Aim of the exercise:
The whole listing that follows should be printed again, unchanged.

Provided entries:

------------

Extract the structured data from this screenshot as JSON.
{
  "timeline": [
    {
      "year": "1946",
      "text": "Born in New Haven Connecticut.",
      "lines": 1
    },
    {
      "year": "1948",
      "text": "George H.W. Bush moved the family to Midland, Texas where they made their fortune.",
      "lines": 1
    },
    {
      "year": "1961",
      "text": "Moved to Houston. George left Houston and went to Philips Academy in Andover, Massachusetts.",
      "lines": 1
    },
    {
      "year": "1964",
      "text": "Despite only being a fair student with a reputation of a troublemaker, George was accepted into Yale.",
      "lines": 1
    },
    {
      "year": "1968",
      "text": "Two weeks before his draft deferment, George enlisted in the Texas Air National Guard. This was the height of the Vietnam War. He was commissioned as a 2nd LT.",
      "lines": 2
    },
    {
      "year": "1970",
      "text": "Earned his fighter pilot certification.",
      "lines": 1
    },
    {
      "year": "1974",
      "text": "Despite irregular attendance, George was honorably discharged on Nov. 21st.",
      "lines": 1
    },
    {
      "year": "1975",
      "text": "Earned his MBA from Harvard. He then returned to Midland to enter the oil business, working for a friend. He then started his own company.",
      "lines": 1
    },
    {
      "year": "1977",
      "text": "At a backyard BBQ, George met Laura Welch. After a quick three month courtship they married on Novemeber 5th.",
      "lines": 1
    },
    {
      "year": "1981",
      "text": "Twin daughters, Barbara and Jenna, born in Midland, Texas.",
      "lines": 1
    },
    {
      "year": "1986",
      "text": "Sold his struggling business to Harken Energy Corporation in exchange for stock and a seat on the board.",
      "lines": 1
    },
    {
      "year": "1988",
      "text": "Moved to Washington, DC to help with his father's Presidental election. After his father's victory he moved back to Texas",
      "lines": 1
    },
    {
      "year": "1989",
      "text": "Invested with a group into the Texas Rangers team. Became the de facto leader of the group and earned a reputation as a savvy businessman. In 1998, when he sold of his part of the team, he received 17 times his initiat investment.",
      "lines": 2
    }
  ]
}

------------

Exercise result:
Extract the structured data from this screenshot as JSON.
{
  "timeline": [
    {
      "year": "1946",
      "text": "Born in New Haven Connecticut.",
      "lines": 1
    },
    {
      "year": "1948",
      "text": "George H.W. Bush moved the family to Midland, Texas where they made their fortune.",
      "lines": 1
    },
    {
      "year": "1961",
      "text": "Moved to Houston. George left Houston and went to Philips Academy in Andover, Massachusetts.",
      "lines": 1
    },
    {
      "year": "1964",
      "text": "Despite only being a fair student with a reputation of a troublemaker, George was accepted into Yale.",
      "lines": 1
    },
    {
      "year": "1968",
      "text": "Two weeks before his draft deferment, George enlisted in the Texas Air National Guard. This was the height of the Vietnam War. He was commissioned as a 2nd LT.",
      "lines": 2
    },
    {
      "year": "1970",
      "text": "Earned his fighter pilot certification.",
      "lines": 1
    },
    {
      "year": "1974",
      "text": "Despite irregular attendance, George was honorably discharged on Nov. 21st.",
      "lines": 1
    },
    {
      "year": "1975",
      "text": "Earned his MBA from Harvard. He then returned to Midland to enter the oil business, working for a friend. He then started his own company.",
      "lines": 1
    },
    {
      "year": "1977",
      "text": "At a backyard BBQ, George met Laura Welch. After a quick three month courtship they married on Novemeber 5th.",
      "lines": 1
    },
    {
      "year": "1981",
      "text": "Twin daughters, Barbara and Jenna, born in Midland, Texas.",
      "lines": 1
    },
    {
      "year": "1986",
      "text": "Sold his struggling business to Harken Energy Corporation in exchange for stock and a seat on the board.",
      "lines": 1
    },
    {
      "year": "1988",
      "text": "Moved to Washington, DC to help with his father's Presidental election. After his father's victory he moved back to Texas",
      "lines": 1
    },
    {
      "year": "1989",
      "text": "Invested with a group into the Texas Rangers team. Became the de facto leader of the group and earned a reputation as a savvy businessman. In 1998, when he sold of his part of the team, he received 17 times his initiat investment.",
      "lines": 2
    }
  ]
}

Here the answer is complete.